The main factor which aided my decision to study at the University of Limerick was my love for the Japanese language. Japanese at the University of Limerick is studied at beginner level, so those of you who are interested in the language but feel they should have prior knowledge of the language there is no need to worry as the majority of the class will be in the same boat as you. It was a little different for me seeing as I had studied the language since transition year and had the wonderful opportunity to attend a secondary school in Japan for a month. There are so many wonderful facilities outside the classroom to help you with your study of this wonderfully unique and special language. The languages at UL society run group discussions for a wide range of languages that can be studied at UL. This is a great way not only to meet students who are from that country but also interact with them and others who are studying the same language as you. If you would like to further immerse yourself in the language one-on-one classes are also available. The library offers many textbooks on the numerous writing systems and can also provide you with useful tips on how to remember certain characters.

Your new life as a University student:

The idea of starting University is a daunting prospect for anyone and we have all been through it. Whether you are worried about making new friend, finding your way around such a large campus or struggling with your course, we are here to offer some advice to all of you thinking of applying to UL. Moving away from home and your friends can seem rather scary, the idea of going to a new place where you know nobody and have to make an effort to meet new people may not seem that appealing to you. The best piece of advice I can give you is put yourself out there and don’t be afraid to strike up a conversation. There is no better time to do this than orientation day when you are separated into groups based on your course. The people that I met the day of orientation are still my closest friends today. Another way to meet new people is by joining some of the clubs and societies that are offered in UL, whether you are interested in jumping out of planes or sitting down for a chat with a hot cup of tea there is something in UL for everyone.

It can be very easy to get lost on campus and I still do sometimes but don’t worry because the University offers what they like to call ‘The First Seven Weeks Program’. For your first seven weeks of college there will be fellow students stationed around the campus with the sole purpose of helping you find your way around and answering any questions you may have regarding certain buildings and rooms, so make sure to avail of this wonderful service as you won’t find it anywhere else!

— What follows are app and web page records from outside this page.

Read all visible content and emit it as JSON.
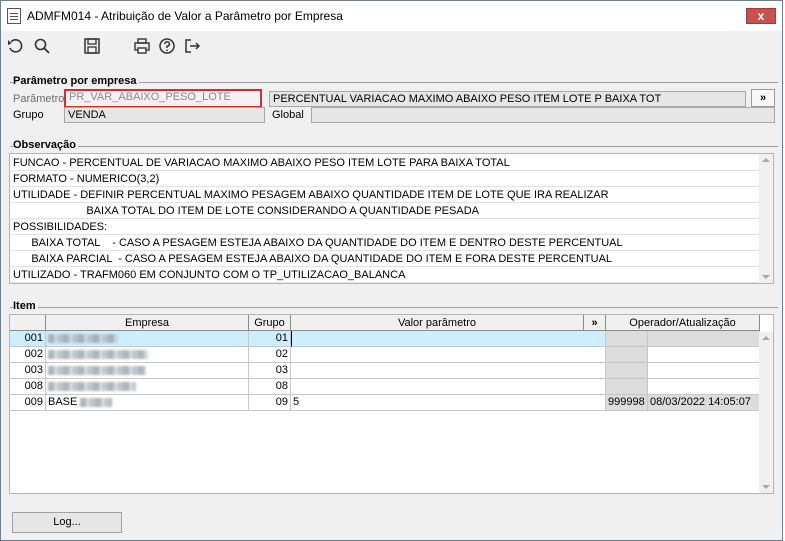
{
  "window": {
    "title": "ADMFM014 - Atribuição de Valor a Parâmetro por Empresa",
    "close_label": "x"
  },
  "toolbar": {
    "icons": [
      "undo-icon",
      "search-icon",
      "save-icon",
      "print-icon",
      "help-icon",
      "exit-icon"
    ]
  },
  "param_group": {
    "title": "Parâmetro por empresa",
    "parametro_label": "Parâmetro",
    "parametro_value": "PR_VAR_ABAIXO_PESO_LOTE",
    "description_value": "PERCENTUAL VARIACAO MAXIMO ABAIXO PESO ITEM LOTE P BAIXA TOT",
    "expand_label": "»",
    "grupo_label": "Grupo",
    "grupo_value": "VENDA",
    "global_label": "Global",
    "global_value": ""
  },
  "observacao": {
    "title": "Observação",
    "lines": [
      "FUNCAO - PERCENTUAL DE VARIACAO MAXIMO ABAIXO PESO ITEM LOTE PARA BAIXA TOTAL",
      "FORMATO - NUMERICO(3,2)",
      "UTILIDADE - DEFINIR PERCENTUAL MAXIMO PESAGEM ABAIXO QUANTIDADE ITEM DE LOTE QUE IRA REALIZAR",
      "                        BAIXA TOTAL DO ITEM DE LOTE CONSIDERANDO A QUANTIDADE PESADA",
      "POSSIBILIDADES:",
      "      BAIXA TOTAL    - CASO A PESAGEM ESTEJA ABAIXO DA QUANTIDADE DO ITEM E DENTRO DESTE PERCENTUAL",
      "      BAIXA PARCIAL  - CASO A PESAGEM ESTEJA ABAIXO DA QUANTIDADE DO ITEM E FORA DESTE PERCENTUAL",
      "UTILIZADO - TRAFM060 EM CONJUNTO COM O TP_UTILIZACAO_BALANCA"
    ]
  },
  "item": {
    "title": "Item",
    "headers": {
      "empresa": "Empresa",
      "grupo": "Grupo",
      "valor": "Valor parâmetro",
      "expand": "»",
      "operador": "Operador/Atualização"
    },
    "rows": [
      {
        "code": "001",
        "empresa": "",
        "grupo": "01",
        "valor": "",
        "operador": "",
        "data": ""
      },
      {
        "code": "002",
        "empresa": "",
        "grupo": "02",
        "valor": "",
        "operador": "",
        "data": ""
      },
      {
        "code": "003",
        "empresa": "",
        "grupo": "03",
        "valor": "",
        "operador": "",
        "data": ""
      },
      {
        "code": "008",
        "empresa": "",
        "grupo": "08",
        "valor": "",
        "operador": "",
        "data": ""
      },
      {
        "code": "009",
        "empresa": "BASE",
        "grupo": "09",
        "valor": "5",
        "operador": "999998",
        "data": "08/03/2022 14:05:07"
      }
    ]
  },
  "footer": {
    "log_label": "Log..."
  }
}
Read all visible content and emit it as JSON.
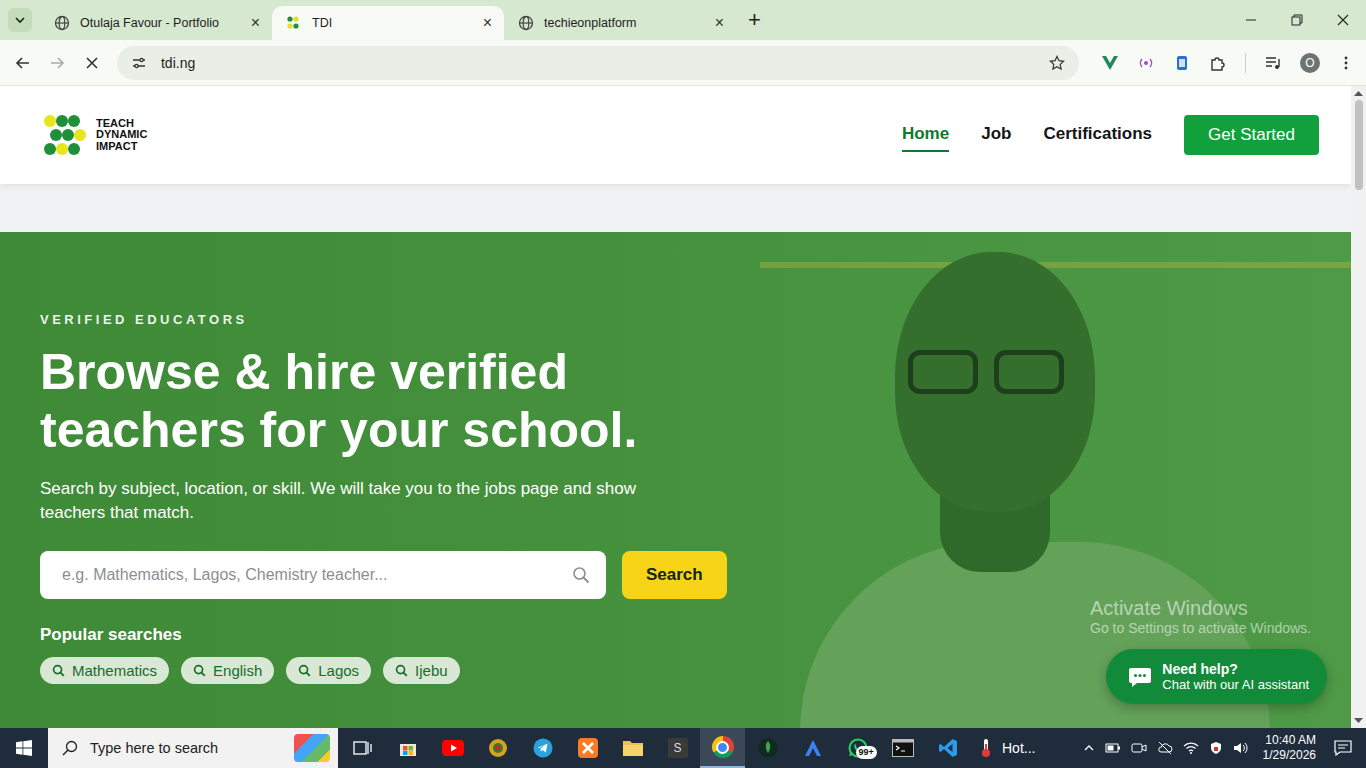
{
  "browser": {
    "tabs": [
      {
        "label": "Otulaja Favour - Portfolio",
        "selected": false
      },
      {
        "label": "TDI",
        "selected": true
      },
      {
        "label": "techieonplatform",
        "selected": false
      }
    ],
    "close": "×",
    "new_tab": "+",
    "address": "tdi.ng",
    "profile": "O"
  },
  "site": {
    "logo": [
      "TEACH",
      "DYNAMIC",
      "IMPACT"
    ],
    "nav": [
      {
        "label": "Home",
        "selected": true
      },
      {
        "label": "Job",
        "selected": false
      },
      {
        "label": "Certifications",
        "selected": false
      }
    ],
    "cta": "Get Started"
  },
  "hero": {
    "eyebrow": "VERIFIED EDUCATORS",
    "title": "Browse & hire verified teachers for your school.",
    "subtitle": "Search by subject, location, or skill. We will take you to the jobs page and show teachers that match.",
    "search": {
      "placeholder": "e.g. Mathematics, Lagos, Chemistry teacher...",
      "button": "Search"
    },
    "popular_title": "Popular searches",
    "popular": [
      "Mathematics",
      "English",
      "Lagos",
      "Ijebu"
    ]
  },
  "chat": {
    "title": "Need help?",
    "subtitle": "Chat with our AI assistant"
  },
  "watermark": {
    "title": "Activate Windows",
    "subtitle": "Go to Settings to activate Windows."
  },
  "taskbar": {
    "search": "Type here to search",
    "apps": [
      {
        "kind": "taskview",
        "selected": false
      },
      {
        "kind": "store",
        "selected": false
      },
      {
        "kind": "youtube",
        "selected": false
      },
      {
        "kind": "chromium",
        "selected": false
      },
      {
        "kind": "telegram",
        "selected": false
      },
      {
        "kind": "xampp",
        "selected": false
      },
      {
        "kind": "folder",
        "selected": false
      },
      {
        "kind": "letter",
        "label": "S",
        "selected": false
      },
      {
        "kind": "chrome",
        "selected": true
      },
      {
        "kind": "leaf",
        "selected": false
      },
      {
        "kind": "triangle",
        "selected": false
      },
      {
        "kind": "whatsapp",
        "badge": "99+",
        "selected": false
      },
      {
        "kind": "terminal",
        "selected": false
      },
      {
        "kind": "vscode",
        "selected": false
      }
    ],
    "weather": "Hot...",
    "time": "10:40 AM",
    "date": "1/29/2026"
  }
}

This is just a snippet of what is to come on this site so look forward to more posts! I hope I could answer any questions some of you may have had and even helped you make up your mind on whether or not the University of Limerick is the right place for you. The only thing I will say is you won’t regret picking the University of Limerick, I sure haven’t!

-Sarah